The agency enjoys vaunted prestige in American popular culture, but the rigors of a protective detail — jet-setting the globe at a moment's notice to protect a dignitary, being on-call around the clock — isn't for everyone. It's the type of full-bore commitment that leads to canceled vacations and blown-off family obligations, an occasional workaday drudgery that, former agents say, can distinguish the Secret Service from other law enforcement agencies.
"I know they work hard and long hours too, but at the end of the day, they go home at night," said Barbara Riggs, who spent 31 years with the agency, serving on presidential protective details for Ronald Reagan and George H.W. Bush — ascending to the role of a supervisor — before retiring as deputy director in 2006. "You can't say the same for being a Secret Service agent."
Cavorting with prostitutes on the job isn't all that different from holding a business meeting in a topless joint: Both are hyper-sexualized activities that some men may condone but are bound to make women uncomfortable, said Donna Milgram, executive director of the National Institute for Women in Trades, Technology and Science.
"Whenever you have a culture in which it's accepted that sexual activity as has been described is part of that culture — i.e. using local prostitutes — that is not going to be a culture in which women are going to be want to be in," said Milgram, who has advised law enforcement agencies on recruiting and retaining women. "Those are generally not cultures that want to have women."
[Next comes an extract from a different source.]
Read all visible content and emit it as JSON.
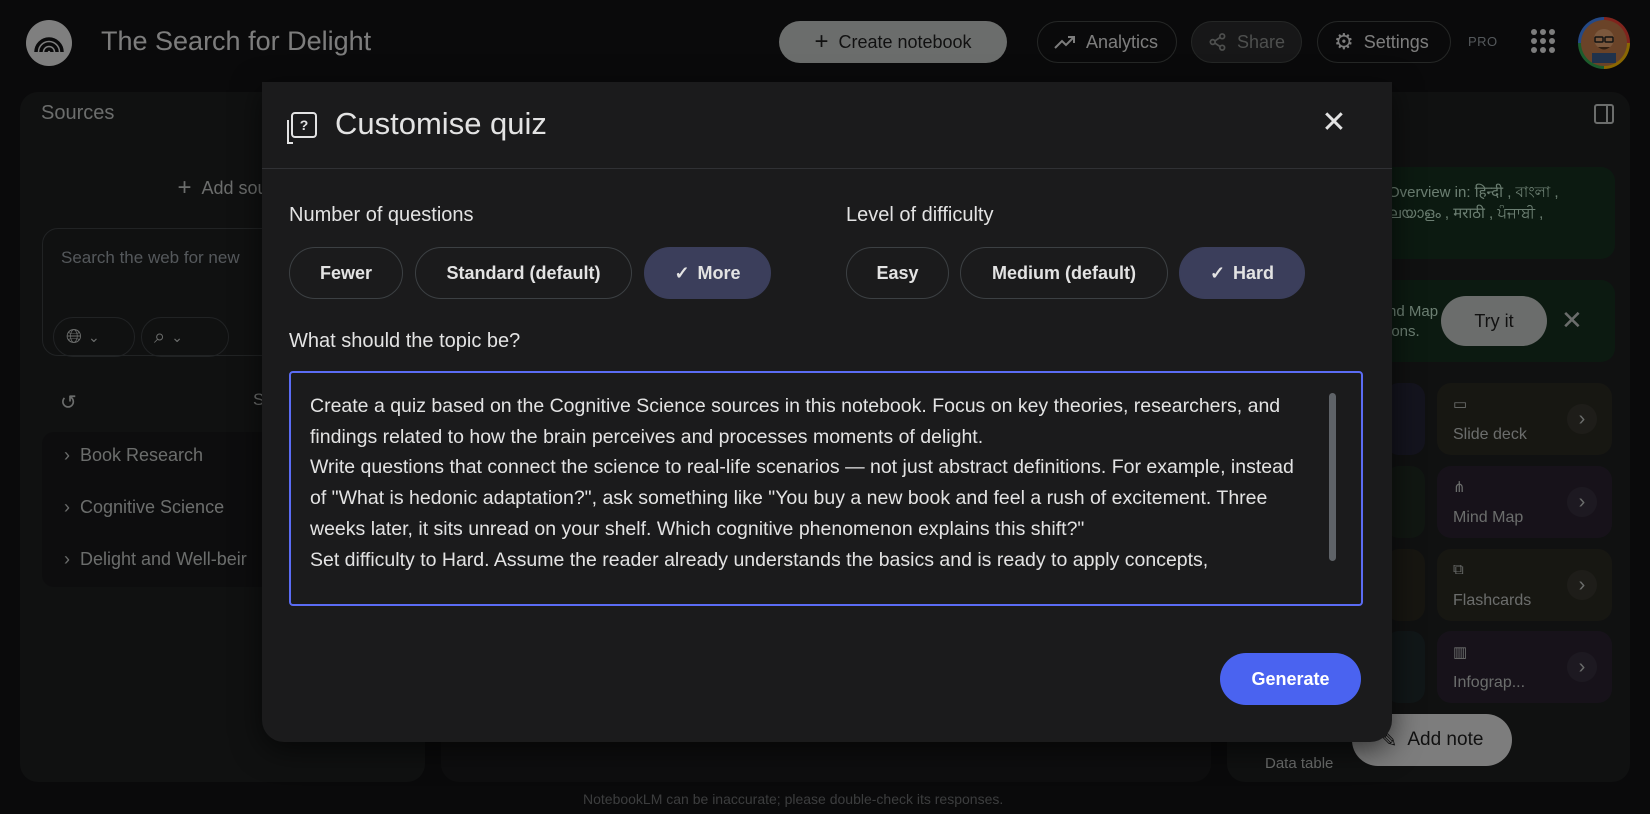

Other incidents over the past 15 years haven't helped the Secret Service come off as welcoming to women. Emails filed as part of a race discrimination lawsuit show workers sharing racially and sexually inappropriate jokes. An alcohol-soaked bar brawl involving off-duty agents in 2002 involved allegations that an agent had bitten off part of a man's ear — though no charges were brought and a jury sided with the agent in a civil trial. A 2002 U.S. News & World Report contained allegations of heavy drinking, pornography viewing at work and security lapses.
Some former agents acknowledge a close-knit atmosphere where employees travel, dine and socialize together — sometimes in the form of so-called "wheels up" parties held in foreign countries after the departure of a president or other person under protection. But they say the prostitution scandal does not represent a cultural problem or reflect a broader disdain for women.
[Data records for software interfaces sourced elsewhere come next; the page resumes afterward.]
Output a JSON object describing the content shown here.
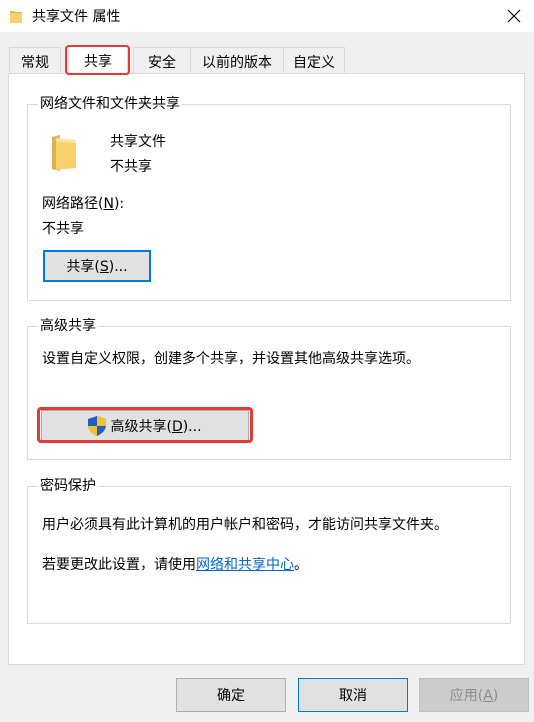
{
  "window": {
    "title": "共享文件 属性",
    "close_glyph": "✕"
  },
  "tabs": [
    {
      "label": "常规"
    },
    {
      "label": "共享"
    },
    {
      "label": "安全"
    },
    {
      "label": "以前的版本"
    },
    {
      "label": "自定义"
    }
  ],
  "network_sharing": {
    "group_title": "网络文件和文件夹共享",
    "folder_name": "共享文件",
    "share_status": "不共享",
    "path_label_pre": "网络路径(",
    "path_label_key": "N",
    "path_label_post": "):",
    "path_value": "不共享",
    "share_button_pre": "共享(",
    "share_button_key": "S",
    "share_button_post": ")..."
  },
  "advanced_sharing": {
    "group_title": "高级共享",
    "description": "设置自定义权限，创建多个共享，并设置其他高级共享选项。",
    "button_pre": "高级共享(",
    "button_key": "D",
    "button_post": ")..."
  },
  "password_protection": {
    "group_title": "密码保护",
    "description": "用户必须具有此计算机的用户帐户和密码，才能访问共享文件夹。",
    "change_pre": "若要更改此设置，请使用",
    "change_link": "网络和共享中心",
    "change_post": "。"
  },
  "footer": {
    "ok": "确定",
    "cancel": "取消",
    "apply_pre": "应用(",
    "apply_key": "A",
    "apply_post": ")"
  },
  "icons": {
    "folder": "folder-icon",
    "shield": "uac-shield-icon",
    "close": "close-icon"
  },
  "colors": {
    "highlight_red": "#e53935",
    "focus_blue": "#0078d7",
    "link_blue": "#0066cc",
    "folder_yellow": "#f6d06b"
  }
}
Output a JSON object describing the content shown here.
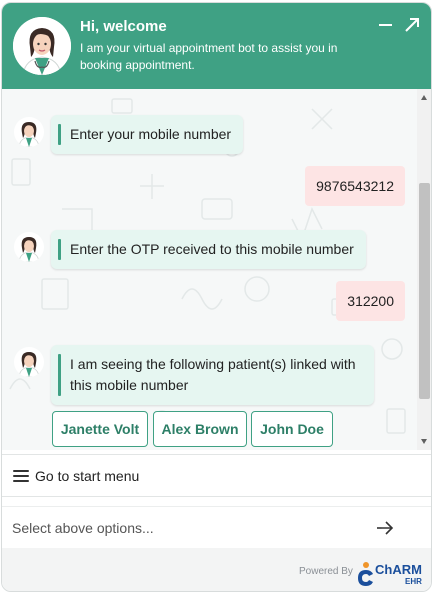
{
  "header": {
    "title": "Hi, welcome",
    "subtitle": "I am your virtual appointment bot to assist you in booking appointment.",
    "minimize_icon": "minimize-icon",
    "expand_icon": "expand-icon"
  },
  "chat": {
    "messages": [
      {
        "from": "bot",
        "text": "Enter your mobile number"
      },
      {
        "from": "user",
        "text": "9876543212"
      },
      {
        "from": "bot",
        "text": "Enter the OTP received to this mobile number"
      },
      {
        "from": "user",
        "text": "312200"
      },
      {
        "from": "bot",
        "text": "I am seeing the following patient(s) linked with this mobile number"
      }
    ],
    "options": [
      "Janette Volt",
      "Alex Brown",
      "John Doe"
    ]
  },
  "menu": {
    "label": "Go to start menu",
    "icon": "hamburger-menu-icon"
  },
  "input": {
    "placeholder": "Select above options...",
    "value": ""
  },
  "footer": {
    "powered_by": "Powered By",
    "brand_main": "ChARM",
    "brand_sub": "EHR"
  },
  "colors": {
    "accent": "#3fa184",
    "bot_bubble": "#e6f6f1",
    "user_bubble": "#fde4e4",
    "brand_blue": "#1b4f9c",
    "brand_orange": "#f0952a"
  }
}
The Secret Service began adding women in the early 1970s, as returning Vietnam War veterans signed up in bunches. Just as they do now, agents prided themselves on being physically strong and on a strict selection process for the presidential detail, said Joseph Petro, who joined in 1971 and is co-author of "Standing Next to History: An Agent's Life Inside the Secret Service." New recruits were expected to prove themselves.
"We wanted to look at them — see what kind of shape they were in, how they fit, what their manner was. That goes on — and it should," said Petro, who after Vietnam spent 23 years with the agency as an agent and manager, helping protect Reagan.
Some women had it tough in the early years, he recalled, bumping up against "hard-headed" men who had never worked with women. But some found niches through special skills, like horseback riding, and the atmosphere was comfortable and respectable enough that Petro said he always felt comfortable bringing his wife and daughter on trips to Reagan's ranch in Santa Barbara.
"There were a couple of guys who brought their wives and kids," Petro said. "That puts the brake on a lot of things."
In the latest debacle, the Secret Service has forced eight employees from their jobs and was seeking to revoke the security clearance of another employee, which would effectively force him to resign. Three others have been cleared of serious wrongdoing. How much it sets back efforts to recruit women may depend on the pervasiveness of inappropriate behavior, Milgram said.
"It's a way of operating," she said, "that I think most of us would consider a way that was left behind 30 years ago."
Based on reporting by The Associated Press.